Start of Data for the task

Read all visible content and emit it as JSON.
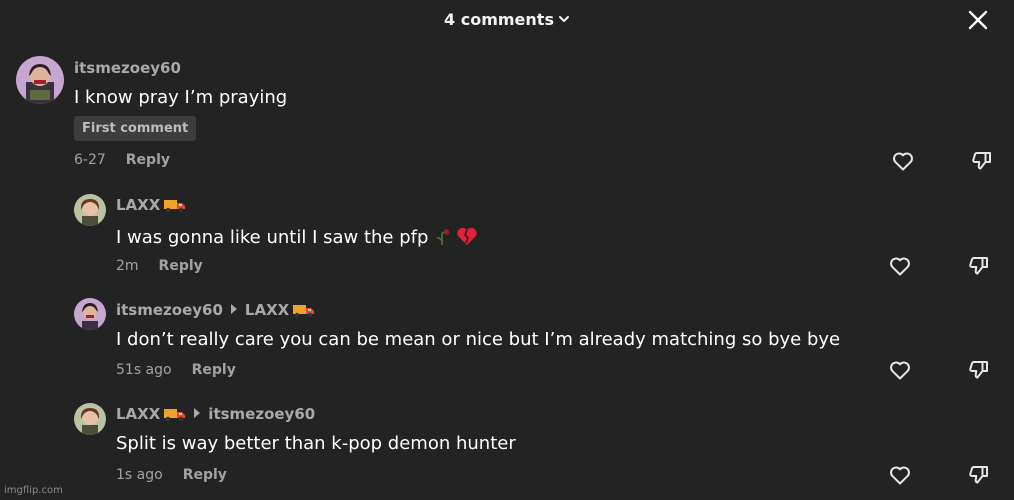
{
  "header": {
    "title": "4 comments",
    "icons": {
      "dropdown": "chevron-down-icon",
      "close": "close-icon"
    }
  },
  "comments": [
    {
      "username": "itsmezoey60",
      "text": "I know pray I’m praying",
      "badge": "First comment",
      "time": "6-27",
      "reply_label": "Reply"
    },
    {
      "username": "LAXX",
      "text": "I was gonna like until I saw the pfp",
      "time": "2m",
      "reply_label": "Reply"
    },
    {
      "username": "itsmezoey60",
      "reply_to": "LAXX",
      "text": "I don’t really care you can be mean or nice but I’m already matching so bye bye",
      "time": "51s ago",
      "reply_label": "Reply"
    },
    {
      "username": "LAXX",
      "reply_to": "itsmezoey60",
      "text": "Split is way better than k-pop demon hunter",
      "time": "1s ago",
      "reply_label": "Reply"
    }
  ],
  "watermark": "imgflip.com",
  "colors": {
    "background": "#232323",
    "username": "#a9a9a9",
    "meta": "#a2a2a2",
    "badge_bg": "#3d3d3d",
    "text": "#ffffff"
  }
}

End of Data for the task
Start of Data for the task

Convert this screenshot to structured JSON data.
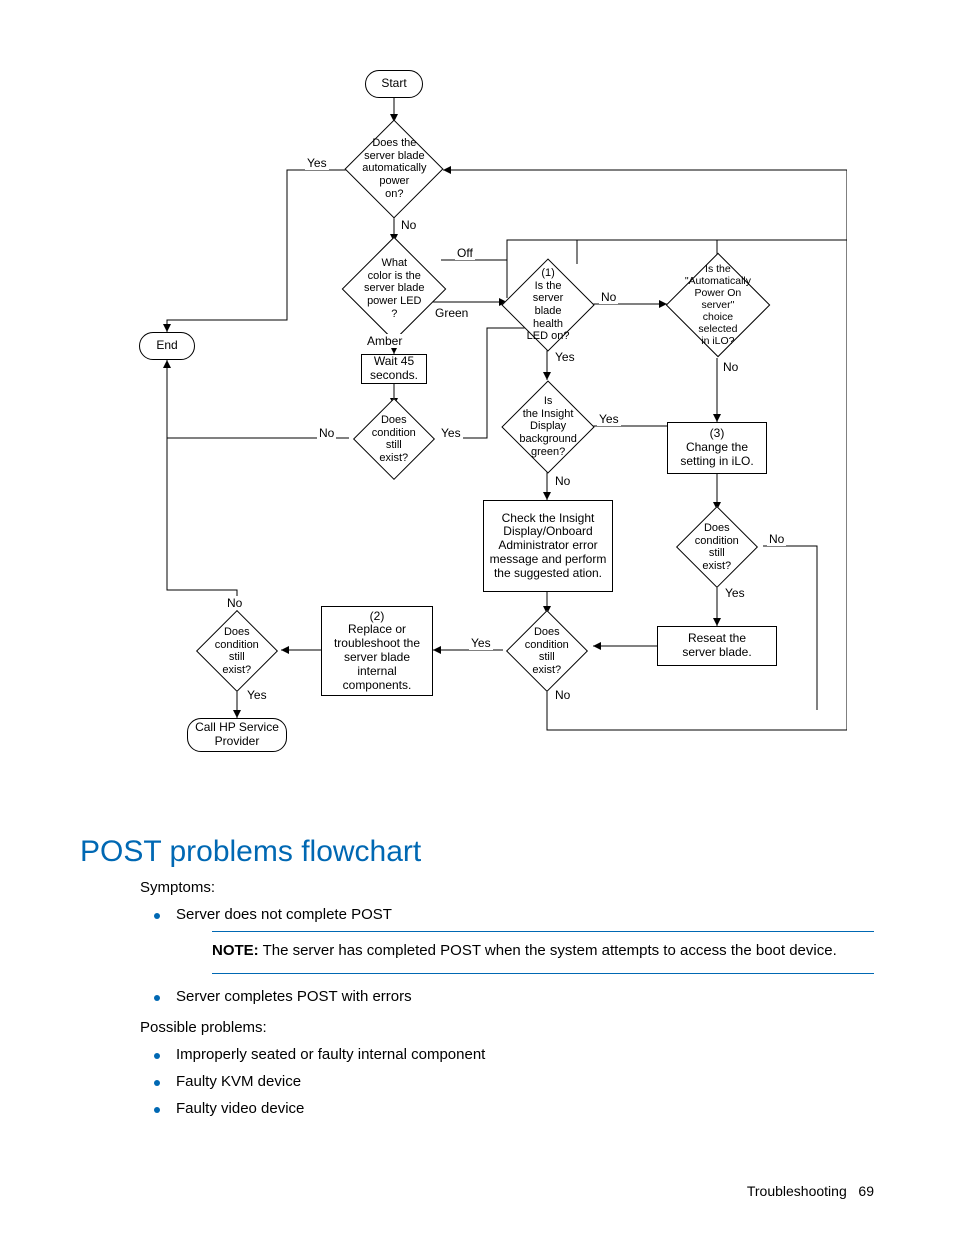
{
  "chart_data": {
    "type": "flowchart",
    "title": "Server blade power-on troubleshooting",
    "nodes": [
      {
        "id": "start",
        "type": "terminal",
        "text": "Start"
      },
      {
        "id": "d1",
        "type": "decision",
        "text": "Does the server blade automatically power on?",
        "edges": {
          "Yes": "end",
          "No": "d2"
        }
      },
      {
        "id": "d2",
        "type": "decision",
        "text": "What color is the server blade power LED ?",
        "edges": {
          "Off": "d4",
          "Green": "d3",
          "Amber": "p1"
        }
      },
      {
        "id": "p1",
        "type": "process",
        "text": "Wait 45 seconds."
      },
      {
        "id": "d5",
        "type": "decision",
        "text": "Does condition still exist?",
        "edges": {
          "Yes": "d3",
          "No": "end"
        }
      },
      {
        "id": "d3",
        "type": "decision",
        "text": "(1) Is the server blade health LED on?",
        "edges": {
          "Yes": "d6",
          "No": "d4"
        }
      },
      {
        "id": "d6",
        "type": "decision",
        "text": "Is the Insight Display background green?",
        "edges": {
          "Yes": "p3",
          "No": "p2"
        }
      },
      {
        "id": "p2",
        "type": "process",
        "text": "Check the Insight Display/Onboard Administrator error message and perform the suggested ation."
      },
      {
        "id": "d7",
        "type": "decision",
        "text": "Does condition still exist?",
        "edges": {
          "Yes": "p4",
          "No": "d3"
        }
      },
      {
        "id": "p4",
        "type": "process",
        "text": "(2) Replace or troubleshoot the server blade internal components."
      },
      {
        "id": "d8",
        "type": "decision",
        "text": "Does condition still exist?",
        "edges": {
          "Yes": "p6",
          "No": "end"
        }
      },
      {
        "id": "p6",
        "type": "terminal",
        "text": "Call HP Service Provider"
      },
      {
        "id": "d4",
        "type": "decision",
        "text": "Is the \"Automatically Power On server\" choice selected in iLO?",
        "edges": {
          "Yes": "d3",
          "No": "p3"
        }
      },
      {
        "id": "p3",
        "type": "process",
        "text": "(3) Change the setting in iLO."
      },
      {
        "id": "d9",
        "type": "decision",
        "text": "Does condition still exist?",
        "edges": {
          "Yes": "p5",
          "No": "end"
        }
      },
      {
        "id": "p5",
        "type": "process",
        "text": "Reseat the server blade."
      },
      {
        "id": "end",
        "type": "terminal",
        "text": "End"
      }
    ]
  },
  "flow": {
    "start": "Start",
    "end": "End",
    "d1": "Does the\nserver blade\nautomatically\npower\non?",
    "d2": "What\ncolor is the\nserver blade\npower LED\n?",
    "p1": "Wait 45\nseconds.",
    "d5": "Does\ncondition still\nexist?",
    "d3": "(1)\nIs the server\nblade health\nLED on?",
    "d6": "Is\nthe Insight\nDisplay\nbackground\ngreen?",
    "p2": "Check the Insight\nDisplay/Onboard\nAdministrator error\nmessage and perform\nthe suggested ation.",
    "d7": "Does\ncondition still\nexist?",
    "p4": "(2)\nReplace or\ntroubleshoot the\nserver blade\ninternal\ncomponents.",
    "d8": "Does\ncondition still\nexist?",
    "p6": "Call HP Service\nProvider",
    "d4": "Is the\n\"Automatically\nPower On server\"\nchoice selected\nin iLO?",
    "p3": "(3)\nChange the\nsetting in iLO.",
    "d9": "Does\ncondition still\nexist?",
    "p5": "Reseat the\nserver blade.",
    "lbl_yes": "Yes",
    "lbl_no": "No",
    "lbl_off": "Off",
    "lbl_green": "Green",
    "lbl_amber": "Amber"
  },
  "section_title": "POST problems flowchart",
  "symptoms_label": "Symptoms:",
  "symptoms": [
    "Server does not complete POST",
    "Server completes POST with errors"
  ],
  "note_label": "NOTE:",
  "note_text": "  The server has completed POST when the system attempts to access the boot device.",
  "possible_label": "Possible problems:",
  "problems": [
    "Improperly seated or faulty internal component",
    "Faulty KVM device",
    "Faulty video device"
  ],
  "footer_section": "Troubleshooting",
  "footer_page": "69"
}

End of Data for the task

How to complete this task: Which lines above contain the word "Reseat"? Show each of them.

Output for this task:
        "text": "Reseat the server blade."
    "p5": "Reseat the\nserver blade.",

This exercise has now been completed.